Guru: You may ask me three questions, and only three questions.
Homer: Are you really the head of the Kwik-E-Mart?
Guru: Yes. I hope these answers have been enlightening.
Just like that, Apu was out of much-needed questions and the Browns were out of much-needed timeouts.
The office Steeler Fans were pretty subdued. I think they were all too devastated by the Buckeyes' inexplicable loss to Illinois to talk too much smack about the Steelers.
But really, even post-loss Buckeye depression was more muted than usual. In an uncharacteristic display of rationality, it seems that most people down here actually recognize that the Buckeyes were probably a step below some of the other national title contenders, and quickly turned their focus on beating Michigan and winning the Big Ten. I think many secretly feared that this year's weak schedule was setting them up for another BCS embarrassment. It's the only explanation I can come up with. Normally, when the Buckeyes lose, the demand for Central Ohio funeral services greatly outpaces the supply of existing mortuary infrastructure, so they have to incinerate the bodies of suicide victims in mass open graves. This time, though, while people were upset, they were in full Michigan Week mode by Tuesday. But thanks to the Buckeye hangover on Monday, it spared me a bunch of chest-beating Yinzerbabble.
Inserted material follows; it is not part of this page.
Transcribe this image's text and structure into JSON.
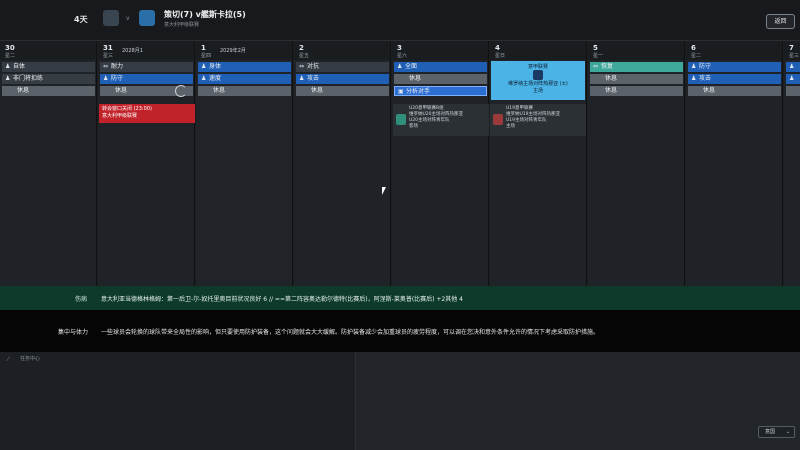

(In the interest of full disclosure, my interest in the Buckeyes is exponentially more sociological than anything, except for the Michigan game, which is the one day I actually give a crap. If I pay attention to college football at all, it is to cheer on my mighty Ohio Bobcats, and, well, they're back to their not-so-mighty selves again. No bowls for the Bobcats this year.)
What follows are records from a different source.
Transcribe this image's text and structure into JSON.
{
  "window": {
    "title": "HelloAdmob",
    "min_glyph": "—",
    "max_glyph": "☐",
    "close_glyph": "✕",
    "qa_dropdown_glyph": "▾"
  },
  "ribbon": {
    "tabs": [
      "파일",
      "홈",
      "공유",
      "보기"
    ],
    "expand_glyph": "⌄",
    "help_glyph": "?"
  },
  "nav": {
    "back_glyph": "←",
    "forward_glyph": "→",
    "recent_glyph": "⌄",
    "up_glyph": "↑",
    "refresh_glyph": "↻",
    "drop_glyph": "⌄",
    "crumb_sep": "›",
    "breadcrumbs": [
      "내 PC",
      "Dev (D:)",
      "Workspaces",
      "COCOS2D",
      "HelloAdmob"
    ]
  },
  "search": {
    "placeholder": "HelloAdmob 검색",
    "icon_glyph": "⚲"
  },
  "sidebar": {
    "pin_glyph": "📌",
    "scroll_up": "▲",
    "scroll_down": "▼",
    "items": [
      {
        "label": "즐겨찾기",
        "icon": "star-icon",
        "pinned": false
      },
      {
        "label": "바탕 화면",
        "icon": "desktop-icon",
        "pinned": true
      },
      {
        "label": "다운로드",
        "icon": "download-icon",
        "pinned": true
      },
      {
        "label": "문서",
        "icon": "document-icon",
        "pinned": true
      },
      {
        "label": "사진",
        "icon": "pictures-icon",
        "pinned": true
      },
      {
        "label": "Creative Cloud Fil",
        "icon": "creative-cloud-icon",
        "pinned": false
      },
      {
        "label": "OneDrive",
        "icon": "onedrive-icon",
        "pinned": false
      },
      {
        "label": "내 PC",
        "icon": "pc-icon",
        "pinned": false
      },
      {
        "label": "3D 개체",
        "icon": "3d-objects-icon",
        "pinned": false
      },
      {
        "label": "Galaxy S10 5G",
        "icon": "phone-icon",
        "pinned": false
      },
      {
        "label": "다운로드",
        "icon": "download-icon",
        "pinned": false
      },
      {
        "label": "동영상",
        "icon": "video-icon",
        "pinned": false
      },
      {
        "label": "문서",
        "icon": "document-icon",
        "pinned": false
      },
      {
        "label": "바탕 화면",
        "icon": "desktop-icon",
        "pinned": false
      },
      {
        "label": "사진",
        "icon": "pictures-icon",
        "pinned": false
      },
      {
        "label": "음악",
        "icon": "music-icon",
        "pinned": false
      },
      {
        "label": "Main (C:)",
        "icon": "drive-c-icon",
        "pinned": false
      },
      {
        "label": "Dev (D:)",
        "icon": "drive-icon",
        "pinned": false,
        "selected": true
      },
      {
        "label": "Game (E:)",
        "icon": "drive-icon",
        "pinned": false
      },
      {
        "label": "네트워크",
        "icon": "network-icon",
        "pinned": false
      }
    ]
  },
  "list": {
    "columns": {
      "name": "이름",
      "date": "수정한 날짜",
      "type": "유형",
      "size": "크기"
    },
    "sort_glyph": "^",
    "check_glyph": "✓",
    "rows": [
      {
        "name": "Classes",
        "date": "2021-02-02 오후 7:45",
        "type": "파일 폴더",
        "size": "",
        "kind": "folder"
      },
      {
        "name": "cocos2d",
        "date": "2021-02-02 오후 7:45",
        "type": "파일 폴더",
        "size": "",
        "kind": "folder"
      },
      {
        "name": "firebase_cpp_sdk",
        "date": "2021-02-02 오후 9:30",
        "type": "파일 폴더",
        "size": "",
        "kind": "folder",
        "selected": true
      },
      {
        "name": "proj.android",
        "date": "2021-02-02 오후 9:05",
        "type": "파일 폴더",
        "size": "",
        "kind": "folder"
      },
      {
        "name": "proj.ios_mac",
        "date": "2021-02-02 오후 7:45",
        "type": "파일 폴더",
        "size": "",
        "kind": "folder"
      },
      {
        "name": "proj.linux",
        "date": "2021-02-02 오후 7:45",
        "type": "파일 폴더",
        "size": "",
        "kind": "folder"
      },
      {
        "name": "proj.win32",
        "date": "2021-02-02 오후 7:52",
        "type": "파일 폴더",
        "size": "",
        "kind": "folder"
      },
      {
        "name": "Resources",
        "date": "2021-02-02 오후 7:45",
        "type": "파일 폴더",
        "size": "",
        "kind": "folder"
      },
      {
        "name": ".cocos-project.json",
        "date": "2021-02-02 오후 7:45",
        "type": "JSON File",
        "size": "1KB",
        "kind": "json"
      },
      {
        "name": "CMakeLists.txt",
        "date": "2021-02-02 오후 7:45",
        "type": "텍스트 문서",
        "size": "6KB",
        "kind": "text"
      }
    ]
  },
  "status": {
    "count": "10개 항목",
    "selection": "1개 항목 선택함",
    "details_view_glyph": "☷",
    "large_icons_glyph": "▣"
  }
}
(To clarify, I'm sure they've smoked plenty, but what I mean is that they won't be playing in one.)
Well, that's all for now, Barry. I am looking forward to the Ravens game, when Baltimore's immovable offense will meet Cleveland's no-resistance defense. Hopefully CBS will dig up Sir Isaac Newton and put him in the booth for this one, as I'm sure he'd be intrigued.
It's going to be a crazy holiday travel week, but I will still try to write a letter to OBR home base. Also, I'll have to watch the Browns on tape delay, because it is Super Sunday for us soccer nerds. I will be doing my annual MLS Cup game diary, and since that involves a few people, I'll be watching the Houston-New England championship match live at noon, trying my best to avoid the Browns-Ravens score during the second half of ABC's soccer broadcast.
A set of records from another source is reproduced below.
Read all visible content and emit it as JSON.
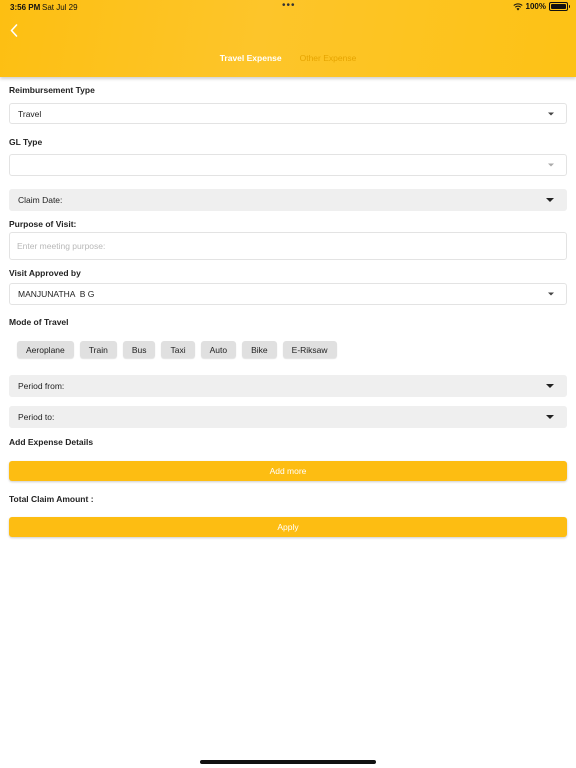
{
  "status_bar": {
    "time": "3:56 PM",
    "date": "Sat Jul 29",
    "dots": "•••",
    "battery": "100%"
  },
  "header": {
    "back_icon": "chevron-left-icon",
    "tabs": [
      {
        "label": "Travel Expense",
        "active": true
      },
      {
        "label": "Other Expense",
        "active": false
      }
    ]
  },
  "form": {
    "reimbursement_type": {
      "label": "Reimbursement Type",
      "value": "Travel"
    },
    "gl_type": {
      "label": "GL Type",
      "value": ""
    },
    "claim_date": {
      "placeholder": "Claim Date:"
    },
    "purpose": {
      "label": "Purpose of Visit:",
      "placeholder": "Enter meeting purpose:"
    },
    "approved_by": {
      "label": "Visit Approved by",
      "value": "MANJUNATHA  B G"
    },
    "mode_of_travel": {
      "label": "Mode of Travel",
      "options": [
        "Aeroplane",
        "Train",
        "Bus",
        "Taxi",
        "Auto",
        "Bike",
        "E-Riksaw"
      ]
    },
    "period_from": {
      "placeholder": "Period from:"
    },
    "period_to": {
      "placeholder": "Period to:"
    },
    "expense_details": {
      "label": "Add Expense Details",
      "button": "Add more"
    },
    "total_claim": {
      "label": "Total Claim Amount :"
    },
    "apply_button": "Apply"
  },
  "colors": {
    "accent": "#fdbd12",
    "tab_inactive": "#e6a400",
    "chip_bg": "#e0e0e0"
  }
}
Normally, I just blow off the Browns on MLS Cup Sunday, but…well….this year is different. I dread the thought of missing one snap, one throw, one catch, one kick return, one failed arm tackle, one blown coverage, or one misguided replay challenge.
The Browns may be flawed, but for the first time in forever, they are must-see entertainment.
Steve Sirk, once Art Bietz's co-conspirator at the TruthCenter, has taken to sending a weekly letter to "home base" about life as a Browns fan struggling in the NFL mixing pot of Central Ohio. At some point in life, Sirk determined that suffering through the nexus, dips, valleys, and various low points of being a Cleveland sports fan within geographic proximity of Cleveland itself did not create sufficient emotional pain. Sneeringly dismissive of even basic survival instincts, Sirk elected to reside in Columbus, Ohio, so that he could better be surrounded by fans of winning franchises who could mock his very existence. If you wish to contact an individual of such clearly questionable judgment, you may do so at email@example.com